--- WHAT YOU NEED TO DO ---
Please repeat the records below exactly, skipping any pictures.

[Web page and app entries]
______________________________

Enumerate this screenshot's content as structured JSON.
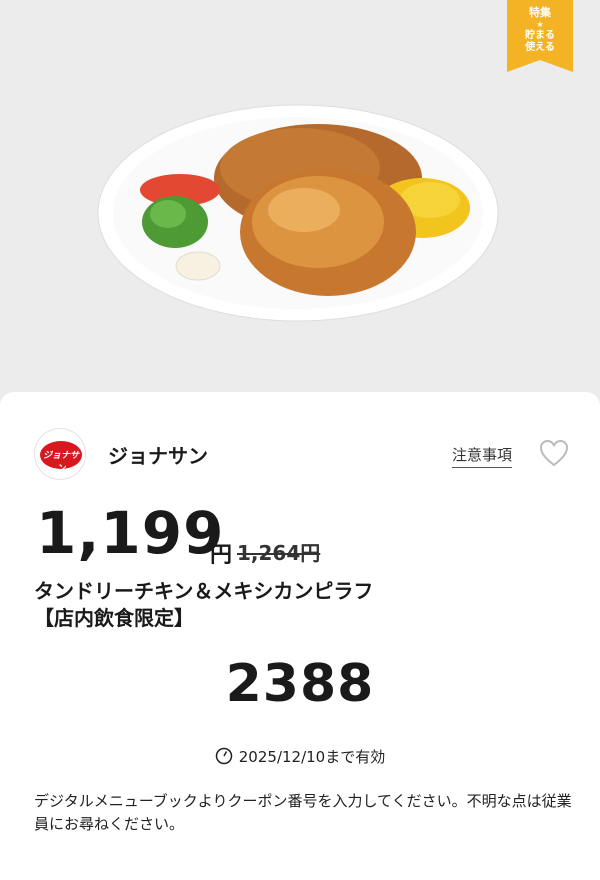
{
  "ribbon": {
    "line1": "特集",
    "line2": "★",
    "line3": "貯まる",
    "line4": "使える"
  },
  "store": {
    "logo_text": "ジョナサン",
    "name": "ジョナサン"
  },
  "actions": {
    "notice": "注意事項",
    "favorite_icon": "heart-outline-icon"
  },
  "offer": {
    "price": "1,199",
    "currency": "円",
    "original_price": "1,264円",
    "title": "タンドリーチキン＆メキシカンピラフ",
    "subtitle": "【店内飲食限定】",
    "coupon_code": "2388",
    "validity": "2025/12/10まで有効",
    "instructions": "デジタルメニューブックよりクーポン番号を入力してください。不明な点は従業員にお尋ねください。"
  },
  "colors": {
    "ribbon": "#f3b325",
    "brand_red": "#d7191f",
    "background": "#ececec"
  }
}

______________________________

--- WRITTEN RESPONSE ---
Enumerate this screenshot's content as structured JSON.
{
  "ribbon": {
    "line1": "特集",
    "line2": "★",
    "line3": "貯まる",
    "line4": "使える"
  },
  "store": {
    "logo_text": "ジョナサン",
    "name": "ジョナサン"
  },
  "actions": {
    "notice": "注意事項",
    "favorite_icon": "heart-outline-icon"
  },
  "offer": {
    "price": "1,199",
    "currency": "円",
    "original_price": "1,264円",
    "title": "タンドリーチキン＆メキシカンピラフ",
    "subtitle": "【店内飲食限定】",
    "coupon_code": "2388",
    "validity": "2025/12/10まで有効",
    "instructions": "デジタルメニューブックよりクーポン番号を入力してください。不明な点は従業員にお尋ねください。"
  },
  "colors": {
    "ribbon": "#f3b325",
    "brand_red": "#d7191f",
    "background": "#ececec"
  }
}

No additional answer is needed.